In 2005, Kuhn wrote “The Man Who Changed China: The Life and Legacy of Jiang Zemin,” which was China’s best-selling book that year. In 2009, he penned “How China’s Leaders Think: The Inside Story of China’s Reform and What It Means for the Future,” which featured Kuhn’s discussions with more than 100 Chinese leaders and officials.

Kuhn, also founder and CEO of The Kuhn Foundation, was a keynote speaker at Ernst & Young’s Strategic Growth Forum in November 2010. After his presentation, Smart Business sat down with him to discuss what executives should know if they want to better engage with the fastest-growing economic power in the world.

Dr. Kuhn, what should American business leaders be thinking about with regard to China?

It’s the second-largest economy, approximately 30 percent of the size of the U.S. But on purchasing power parity, it’s more than half the size of the U.S. Within 20 years, China will be the largest economy in the world.

There are a lot of issues in China in terms of imbalances and needs, and that’s causing a great industrial transformation. But there are a lot of opportunities. Senior leaders tell me — the leaders of the country — that there are some things that have changed in China, reform-related, some things that have not changed, and some things that will never change. What will never change is the need for economic growth and the need to serve the people.

As you look at the issues that China has, and the imbalances, you look at certain industries that will have huge opportunities — social services, health care and education, as well as energy. For smaller companies, particularly for entrepreneurs, there are great growth opportunities in China.

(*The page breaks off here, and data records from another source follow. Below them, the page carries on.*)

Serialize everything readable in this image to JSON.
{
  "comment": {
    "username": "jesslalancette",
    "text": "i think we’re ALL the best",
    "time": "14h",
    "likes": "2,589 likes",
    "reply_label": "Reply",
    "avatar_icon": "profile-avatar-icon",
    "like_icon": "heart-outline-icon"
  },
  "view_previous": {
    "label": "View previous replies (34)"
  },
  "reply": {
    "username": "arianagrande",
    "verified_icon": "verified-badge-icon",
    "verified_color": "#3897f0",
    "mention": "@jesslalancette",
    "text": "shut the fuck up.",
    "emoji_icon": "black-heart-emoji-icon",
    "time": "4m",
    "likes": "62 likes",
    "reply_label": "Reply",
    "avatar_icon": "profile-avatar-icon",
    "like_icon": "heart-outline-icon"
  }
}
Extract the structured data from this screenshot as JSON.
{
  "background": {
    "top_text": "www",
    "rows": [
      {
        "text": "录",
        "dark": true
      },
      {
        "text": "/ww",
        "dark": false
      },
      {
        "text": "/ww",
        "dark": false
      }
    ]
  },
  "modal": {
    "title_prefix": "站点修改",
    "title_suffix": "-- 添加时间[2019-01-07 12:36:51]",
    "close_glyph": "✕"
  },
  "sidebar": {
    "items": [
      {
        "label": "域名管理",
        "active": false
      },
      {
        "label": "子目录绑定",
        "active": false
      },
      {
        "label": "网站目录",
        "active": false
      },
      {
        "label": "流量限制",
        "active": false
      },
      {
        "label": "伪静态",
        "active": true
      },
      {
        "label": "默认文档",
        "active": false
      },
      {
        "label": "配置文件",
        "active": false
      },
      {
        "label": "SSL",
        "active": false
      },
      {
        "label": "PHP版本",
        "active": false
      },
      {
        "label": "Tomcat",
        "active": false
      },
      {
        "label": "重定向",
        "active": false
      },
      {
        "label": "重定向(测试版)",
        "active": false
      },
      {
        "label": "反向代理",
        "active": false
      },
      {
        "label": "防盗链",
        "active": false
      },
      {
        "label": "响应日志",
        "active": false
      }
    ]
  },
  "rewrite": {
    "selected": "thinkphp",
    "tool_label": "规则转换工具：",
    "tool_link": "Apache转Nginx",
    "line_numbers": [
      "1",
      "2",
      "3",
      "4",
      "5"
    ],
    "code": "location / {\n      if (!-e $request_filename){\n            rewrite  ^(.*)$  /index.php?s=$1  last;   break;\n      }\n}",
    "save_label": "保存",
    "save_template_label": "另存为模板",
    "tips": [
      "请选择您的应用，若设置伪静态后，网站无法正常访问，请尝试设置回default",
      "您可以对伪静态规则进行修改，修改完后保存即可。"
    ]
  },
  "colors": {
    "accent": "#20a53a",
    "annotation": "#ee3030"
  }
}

China is a market that has its own characteristics, its own cultural characteristics, its own way of doing business, and the fallacy is that this is only good for big business. China is actually trying to compete more with the big businesses and people over there are looking for more entrepreneurial businesses to partner with. So for American entrepreneurs to associate with Chinese entrepreneurs as they mutually fight the big companies in both countries, that is something that’s supported by Chinese leadership. So the opportunity is definitely there.

How should CEOs and entrepreneurs begin to identify those opportunities?

This is complex. The first rule I have is that you have to like doing business in China. If it’s something that you don’t like and don’t want to do, you really shouldn’t do it. The investment is more in time and your commitment than in financial resources. You have to meet people. You have to see a diverse number of people in your area.

One way to think about it is in terms of your industrial area. Another way is geographically, if you have certain geographic areas that you explore. You will need to have introductions with leaders and potential business partners in several different cities. Then you will see diversity. You will see diversity geographically, you will see it in your industry, whatever industry you are in, and you will begin to get familiar with talking to and getting to know the right people.

Obviously, you should have good advisers — people who know the ground. There are a dozen or so major accounting firms. Of course, (Ernst & Young LLP) is my favorite. I work with them. But all the big accounting firms and consulting companies have different facilities that can be utilized. There are many different ways to go about it, but you shouldn’t be blind.

Another principle is that you should be important. Whatever you do, whoever you are going to work with, you should be important to that individual. If you are an entrepreneur, you get somebody who is going to introduce you to the mayor of a big city. Suppose you get the meeting and you say, ‘Wow, that’s terrific.’ Really, it’s not, because you are not important to that mayor if you are only a small company. They may do it as favor to whomever introduced you to them. I could get you lots of meetings with a lot of people at high levels because they’ll do me a favor. But it’s really of no benefit because where does it go from there if you’re not important? So you always try to be important to whoever you are going to meet. If it’s another company, if it’s an official, you want to be able to bring something that’s important so that they really pay attention to you on a long-term basis.